Information given.
= = = = = = =
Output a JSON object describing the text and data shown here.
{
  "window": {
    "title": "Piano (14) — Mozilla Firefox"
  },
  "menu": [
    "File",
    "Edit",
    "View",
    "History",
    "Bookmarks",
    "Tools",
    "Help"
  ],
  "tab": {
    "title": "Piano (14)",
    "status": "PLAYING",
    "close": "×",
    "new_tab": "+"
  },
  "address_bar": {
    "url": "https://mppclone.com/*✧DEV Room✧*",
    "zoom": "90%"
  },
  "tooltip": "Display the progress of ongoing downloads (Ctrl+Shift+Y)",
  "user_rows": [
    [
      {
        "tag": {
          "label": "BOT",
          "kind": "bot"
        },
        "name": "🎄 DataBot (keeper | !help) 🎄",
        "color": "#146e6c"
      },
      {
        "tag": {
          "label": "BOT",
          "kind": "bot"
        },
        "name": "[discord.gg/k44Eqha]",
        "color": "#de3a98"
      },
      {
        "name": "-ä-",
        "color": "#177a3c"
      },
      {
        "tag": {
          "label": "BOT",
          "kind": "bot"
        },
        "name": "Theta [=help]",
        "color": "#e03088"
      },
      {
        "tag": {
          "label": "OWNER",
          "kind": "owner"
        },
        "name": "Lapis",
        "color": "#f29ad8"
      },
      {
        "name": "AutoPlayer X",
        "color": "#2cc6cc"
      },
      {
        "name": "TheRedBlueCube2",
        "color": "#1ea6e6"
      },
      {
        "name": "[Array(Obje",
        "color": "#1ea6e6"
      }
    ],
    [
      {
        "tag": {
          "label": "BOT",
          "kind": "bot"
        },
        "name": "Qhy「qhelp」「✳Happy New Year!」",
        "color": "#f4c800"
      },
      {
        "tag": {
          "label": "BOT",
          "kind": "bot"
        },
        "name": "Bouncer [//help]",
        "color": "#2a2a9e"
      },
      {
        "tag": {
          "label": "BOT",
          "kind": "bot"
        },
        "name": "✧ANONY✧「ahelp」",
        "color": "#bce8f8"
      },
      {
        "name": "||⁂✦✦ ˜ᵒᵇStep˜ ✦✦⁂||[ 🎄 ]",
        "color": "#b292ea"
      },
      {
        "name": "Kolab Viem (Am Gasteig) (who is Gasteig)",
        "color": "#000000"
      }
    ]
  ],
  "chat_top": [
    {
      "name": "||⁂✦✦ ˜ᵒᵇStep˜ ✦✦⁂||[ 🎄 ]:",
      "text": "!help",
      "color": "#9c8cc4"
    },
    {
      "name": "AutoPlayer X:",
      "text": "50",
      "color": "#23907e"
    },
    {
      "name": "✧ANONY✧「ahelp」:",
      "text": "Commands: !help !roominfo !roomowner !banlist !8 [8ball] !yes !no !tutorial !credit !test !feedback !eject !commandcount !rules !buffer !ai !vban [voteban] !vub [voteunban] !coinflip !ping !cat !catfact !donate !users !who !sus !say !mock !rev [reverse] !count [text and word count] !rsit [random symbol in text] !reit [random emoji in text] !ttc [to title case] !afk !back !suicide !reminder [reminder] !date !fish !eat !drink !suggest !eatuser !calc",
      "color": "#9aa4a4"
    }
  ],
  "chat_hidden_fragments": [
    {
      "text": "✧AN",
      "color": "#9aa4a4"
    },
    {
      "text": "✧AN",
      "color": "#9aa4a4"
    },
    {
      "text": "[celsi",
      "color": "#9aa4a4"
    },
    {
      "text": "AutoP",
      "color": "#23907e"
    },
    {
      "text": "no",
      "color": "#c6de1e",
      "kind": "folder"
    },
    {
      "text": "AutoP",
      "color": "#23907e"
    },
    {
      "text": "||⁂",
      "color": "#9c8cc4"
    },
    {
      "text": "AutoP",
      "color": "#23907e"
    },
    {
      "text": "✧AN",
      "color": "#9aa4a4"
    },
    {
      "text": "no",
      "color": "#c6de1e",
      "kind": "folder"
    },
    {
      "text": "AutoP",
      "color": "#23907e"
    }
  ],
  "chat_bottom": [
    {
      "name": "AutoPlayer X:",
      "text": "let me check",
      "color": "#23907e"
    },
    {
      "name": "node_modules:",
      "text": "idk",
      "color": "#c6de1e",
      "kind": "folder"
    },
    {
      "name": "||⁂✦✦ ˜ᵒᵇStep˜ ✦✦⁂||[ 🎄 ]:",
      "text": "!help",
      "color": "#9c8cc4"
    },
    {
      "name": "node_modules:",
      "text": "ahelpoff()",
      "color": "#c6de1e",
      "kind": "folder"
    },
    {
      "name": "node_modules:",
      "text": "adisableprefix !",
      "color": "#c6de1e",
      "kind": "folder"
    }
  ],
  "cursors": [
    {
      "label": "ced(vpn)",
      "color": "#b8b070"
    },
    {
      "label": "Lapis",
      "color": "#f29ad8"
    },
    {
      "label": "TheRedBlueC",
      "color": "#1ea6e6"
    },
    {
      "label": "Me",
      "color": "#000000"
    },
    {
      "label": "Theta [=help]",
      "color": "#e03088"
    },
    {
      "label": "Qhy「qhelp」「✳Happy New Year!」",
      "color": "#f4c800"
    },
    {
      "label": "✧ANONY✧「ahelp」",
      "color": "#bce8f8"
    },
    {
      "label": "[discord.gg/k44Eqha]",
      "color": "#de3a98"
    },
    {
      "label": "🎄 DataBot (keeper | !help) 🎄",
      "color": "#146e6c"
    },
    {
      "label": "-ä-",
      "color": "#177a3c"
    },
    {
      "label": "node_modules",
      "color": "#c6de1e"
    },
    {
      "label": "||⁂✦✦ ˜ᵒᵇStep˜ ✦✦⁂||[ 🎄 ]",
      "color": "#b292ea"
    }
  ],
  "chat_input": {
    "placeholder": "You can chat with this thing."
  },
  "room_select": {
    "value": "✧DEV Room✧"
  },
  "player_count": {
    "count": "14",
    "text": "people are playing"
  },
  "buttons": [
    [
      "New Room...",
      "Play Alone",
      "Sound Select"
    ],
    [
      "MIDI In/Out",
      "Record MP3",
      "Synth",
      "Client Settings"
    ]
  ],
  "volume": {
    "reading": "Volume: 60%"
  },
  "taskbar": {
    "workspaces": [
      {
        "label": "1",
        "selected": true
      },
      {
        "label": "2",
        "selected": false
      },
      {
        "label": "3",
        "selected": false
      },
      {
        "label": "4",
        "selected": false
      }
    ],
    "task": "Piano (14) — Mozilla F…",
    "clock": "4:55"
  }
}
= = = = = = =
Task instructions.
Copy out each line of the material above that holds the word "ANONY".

Exercise solution.
        "name": "✧ANONY✧「ahelp」",
      "name": "✧ANONY✧「ahelp」:",
      "label": "✧ANONY✧「ahelp」",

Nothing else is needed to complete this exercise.